TASK BRIEF: Determine the count of lines in the following entries that contain the string "symbol". Write only the number.
*** RECORDS Section Begins ***
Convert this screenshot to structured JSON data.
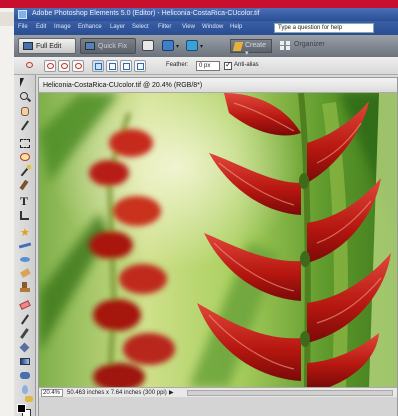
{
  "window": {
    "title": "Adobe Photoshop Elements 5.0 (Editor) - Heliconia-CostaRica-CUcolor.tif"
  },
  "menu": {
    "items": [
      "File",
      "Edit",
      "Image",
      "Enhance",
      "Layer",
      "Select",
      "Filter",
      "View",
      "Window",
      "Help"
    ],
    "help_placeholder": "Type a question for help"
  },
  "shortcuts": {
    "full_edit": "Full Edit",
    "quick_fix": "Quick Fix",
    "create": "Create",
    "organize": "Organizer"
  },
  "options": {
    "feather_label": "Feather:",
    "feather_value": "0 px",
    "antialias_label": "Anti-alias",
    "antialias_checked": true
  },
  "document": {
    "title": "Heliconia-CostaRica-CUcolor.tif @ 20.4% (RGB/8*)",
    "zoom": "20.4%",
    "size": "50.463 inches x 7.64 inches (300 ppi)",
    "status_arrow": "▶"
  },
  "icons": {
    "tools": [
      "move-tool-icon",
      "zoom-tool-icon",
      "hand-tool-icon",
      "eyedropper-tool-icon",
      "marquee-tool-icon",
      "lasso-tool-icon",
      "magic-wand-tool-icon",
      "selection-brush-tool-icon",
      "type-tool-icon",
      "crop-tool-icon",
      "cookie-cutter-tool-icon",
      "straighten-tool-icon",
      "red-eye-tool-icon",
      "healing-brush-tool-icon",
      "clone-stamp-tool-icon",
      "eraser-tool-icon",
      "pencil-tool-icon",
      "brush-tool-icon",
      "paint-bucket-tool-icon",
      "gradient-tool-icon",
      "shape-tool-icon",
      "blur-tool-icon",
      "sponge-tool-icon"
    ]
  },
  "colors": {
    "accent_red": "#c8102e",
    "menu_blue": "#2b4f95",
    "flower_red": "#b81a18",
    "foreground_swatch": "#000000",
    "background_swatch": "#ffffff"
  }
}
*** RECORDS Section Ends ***
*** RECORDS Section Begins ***
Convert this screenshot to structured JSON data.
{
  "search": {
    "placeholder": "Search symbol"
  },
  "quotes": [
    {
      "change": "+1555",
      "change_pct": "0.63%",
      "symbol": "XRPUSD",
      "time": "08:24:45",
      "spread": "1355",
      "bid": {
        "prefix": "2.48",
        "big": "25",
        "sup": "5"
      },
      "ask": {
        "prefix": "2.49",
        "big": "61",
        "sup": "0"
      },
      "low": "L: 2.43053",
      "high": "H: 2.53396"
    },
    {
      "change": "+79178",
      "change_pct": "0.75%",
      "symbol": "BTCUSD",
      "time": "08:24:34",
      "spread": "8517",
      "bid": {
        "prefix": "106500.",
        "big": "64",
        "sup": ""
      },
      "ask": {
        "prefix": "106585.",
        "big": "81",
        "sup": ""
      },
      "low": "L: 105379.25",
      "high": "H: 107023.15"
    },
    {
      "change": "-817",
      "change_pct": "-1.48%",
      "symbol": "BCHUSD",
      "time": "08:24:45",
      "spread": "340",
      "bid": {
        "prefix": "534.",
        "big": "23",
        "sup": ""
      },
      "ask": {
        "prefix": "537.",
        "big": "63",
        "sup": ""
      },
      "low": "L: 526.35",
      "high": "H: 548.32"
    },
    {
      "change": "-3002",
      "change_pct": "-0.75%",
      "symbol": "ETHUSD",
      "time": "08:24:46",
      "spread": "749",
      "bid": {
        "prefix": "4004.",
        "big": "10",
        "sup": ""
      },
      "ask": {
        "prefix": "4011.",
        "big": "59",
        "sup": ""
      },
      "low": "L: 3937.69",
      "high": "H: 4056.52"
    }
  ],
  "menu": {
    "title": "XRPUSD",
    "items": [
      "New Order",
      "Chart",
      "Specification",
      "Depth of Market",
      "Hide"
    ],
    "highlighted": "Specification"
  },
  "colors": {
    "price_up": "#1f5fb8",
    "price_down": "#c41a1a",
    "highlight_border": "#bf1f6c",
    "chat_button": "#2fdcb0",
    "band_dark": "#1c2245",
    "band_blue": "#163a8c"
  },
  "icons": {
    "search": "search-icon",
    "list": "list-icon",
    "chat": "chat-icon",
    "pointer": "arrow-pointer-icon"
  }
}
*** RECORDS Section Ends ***
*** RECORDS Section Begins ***
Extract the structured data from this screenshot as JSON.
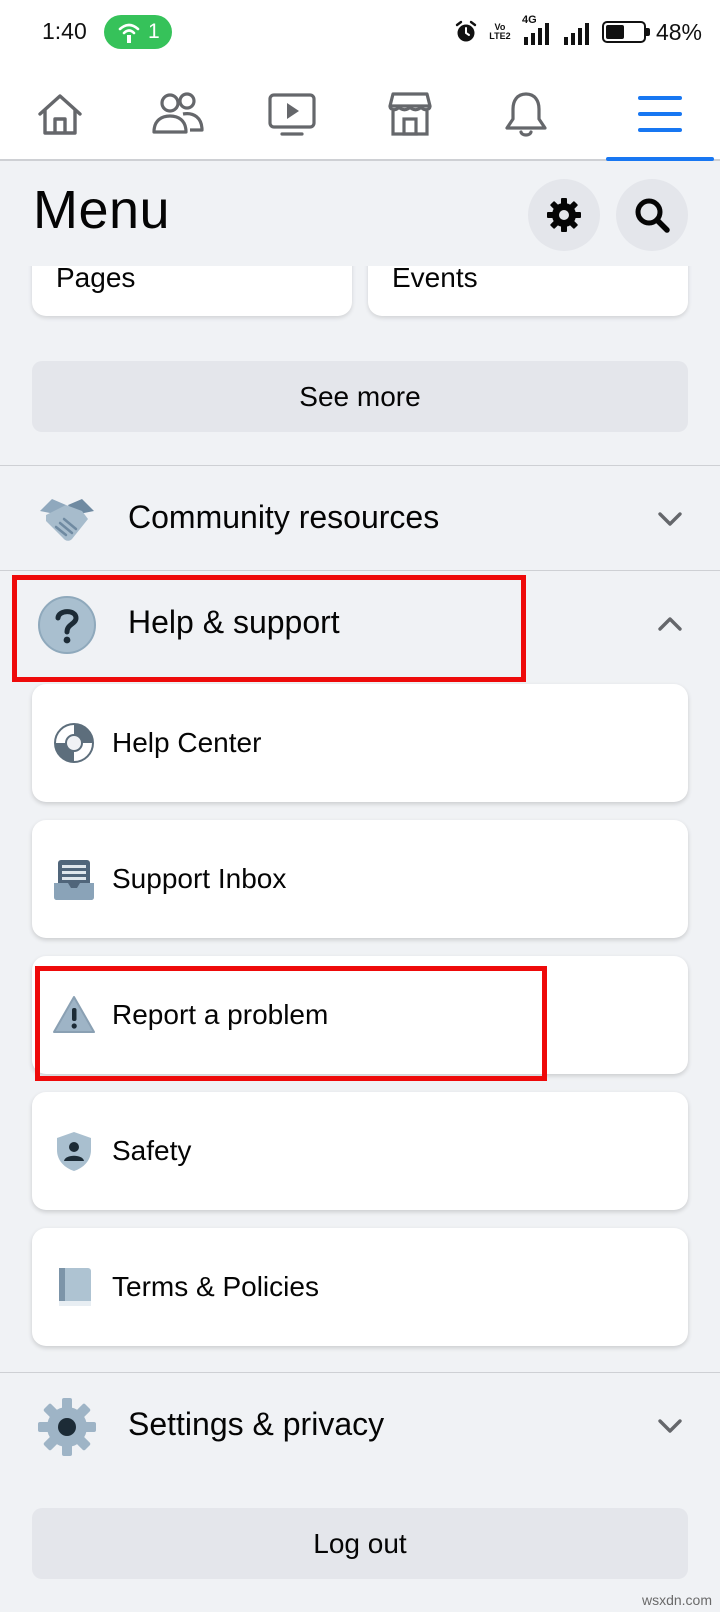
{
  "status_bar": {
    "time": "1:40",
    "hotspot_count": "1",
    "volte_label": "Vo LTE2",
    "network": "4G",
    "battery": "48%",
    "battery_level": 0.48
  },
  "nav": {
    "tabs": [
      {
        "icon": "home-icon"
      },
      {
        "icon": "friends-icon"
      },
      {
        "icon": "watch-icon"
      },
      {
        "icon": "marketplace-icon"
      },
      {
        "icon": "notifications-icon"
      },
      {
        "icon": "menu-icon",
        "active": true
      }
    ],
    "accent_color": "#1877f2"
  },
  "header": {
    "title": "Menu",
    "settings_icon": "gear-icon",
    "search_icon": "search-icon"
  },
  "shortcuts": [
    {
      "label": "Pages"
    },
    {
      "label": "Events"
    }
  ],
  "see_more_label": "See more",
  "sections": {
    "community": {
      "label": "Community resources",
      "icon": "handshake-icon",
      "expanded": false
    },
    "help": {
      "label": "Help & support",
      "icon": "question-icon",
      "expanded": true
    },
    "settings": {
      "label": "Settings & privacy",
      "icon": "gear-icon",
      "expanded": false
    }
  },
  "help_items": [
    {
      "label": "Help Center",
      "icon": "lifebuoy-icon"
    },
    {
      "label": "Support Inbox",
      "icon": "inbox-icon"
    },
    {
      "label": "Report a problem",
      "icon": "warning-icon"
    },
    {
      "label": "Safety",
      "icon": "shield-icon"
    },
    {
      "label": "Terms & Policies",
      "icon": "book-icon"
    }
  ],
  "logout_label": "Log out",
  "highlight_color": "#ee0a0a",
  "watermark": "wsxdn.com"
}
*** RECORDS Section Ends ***
YOUR RESPONSE: 5